South Sudan, the youngest country in the world, gained its independence as recent as in July 2011. By many social, economic and political standards, the country is among the poorest in the world. Respect for civil and political rights has never been established to the level its citizens wished for at independence. The situation for human rights worsened following the outbreak of inter-ethnic and armed conflicts in 2013. Since then, human rights defenders and outspoken critics have been increasingly targeted by the government, security forces and other armed actors, and Edmund Yakani has himself been threatened on several occasions due to his work. “State authorities see human rights work as part of a politically motivated agenda against them, and hence human rights defenders are seen as enemies of the state. In addition, the rule of law is compromised to the level that impunity has become a norm in the South Sudanese society”, said Edmund Yakani.

Edmund Yakani

Edmund Yakani has, on a countless number of occasions, demonstrated his commitment in promoting genuine dialogue and efforts among social and political actors. He is active in calling for a greater inclusion of civil society in the peace talks. His contribution in promoting human rights and its defenders has been of paramount importance, in particular as he is working in the context of weak institutions and ongoing conflict. I am proud to announce him as this year’s recipient of the Civil Rights Defender of the Year Award”, said Robert Hårdh, Executive Director of Civil Rights Defenders.

For last year’s award: https://humanrightsdefenders.blog/2016/04/08/released-intigam-aliyev-azerbaijan-civil-rights-defender-of-the-year-award/

Source: Civil Rights Defender Of The Year Award 2017 – Edmund Yakani > Gurtong Trust > Editorial

2017 (2): Why the Space for Civic Engagement Is Shrinking

January 11, 2017

This is the second item addressing the world of human right defenders in 2017. I do this with an ‘old piece’ by Chris Stone, President of the Open Society Foundations, dating back to 21 December 2015 saying that across the globe, governments are shutting down spaces for civic engagement. Something that indeed has become evident.
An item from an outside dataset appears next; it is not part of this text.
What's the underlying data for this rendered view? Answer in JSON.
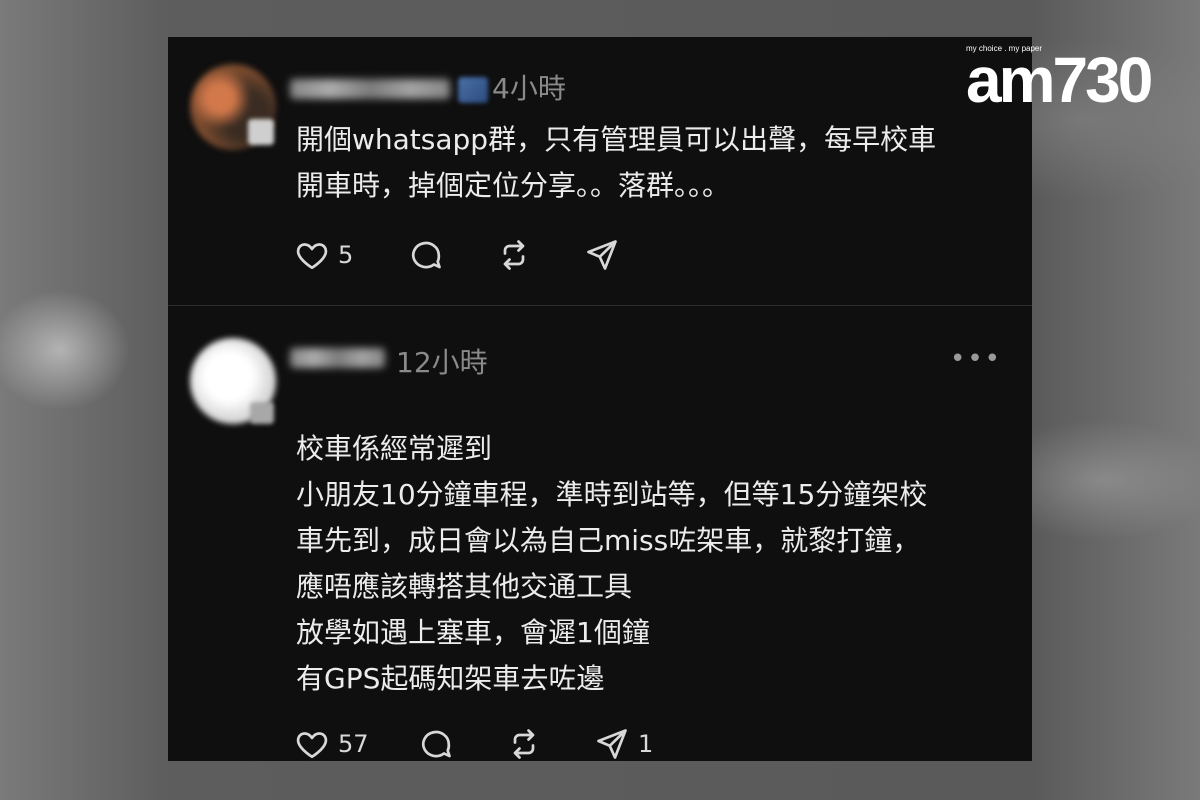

It starts with the short video clip above in which George Soros, Binaifer Nowrojee, Mburu Gitu, and other experts discuss why this is happening—and how civil society can unite to prevent it.

All around the world, active citizenship is under attack and the space for civic engagement is closing—not just in countries that have struggled under repressive or autocratic governments, but also in democracies with longstanding traditions of supporting freedom of expression. There are many different reasons for this shrinking of the public space.

In some countries, especially newer democracies or countries undergoing political transitions, those in power are fearful of civic activism. Seeing its power, officials in governments with no previous experience regulating political protests or public debates have come down with a heavy hand, erring on the side of preventing change rather than encouraging it.

In other countries, including France and the United States—partly in response to the fear of terrorism—well-established civil liberties have been suspended or cast aside in the name of security. Such measures, from mass surveillance to martial law, reduce the space for civic life, the space where citizens do the work of improving our communities and societies.

Civil society is enormous in its size and diversity. We are members of the media, for-profit businesses, volunteer associations, political parties, trade unions, faith communities, private foundations, and nonprofit organizations. If we are united at all, we are united by our work outside of government and the state to advance the common good—even though we have different ideas of what that looks like.

Because the space we need for this work is closing, we must come together, understand our mutual dependence and interrelatedness, and support each other in this work. We must forge a new solidarity.

Source: Why the Space for Civic Engagement Is Shrinking

see other posts:https://humanrightsdefenders.blog/tag/civil-society-organisations/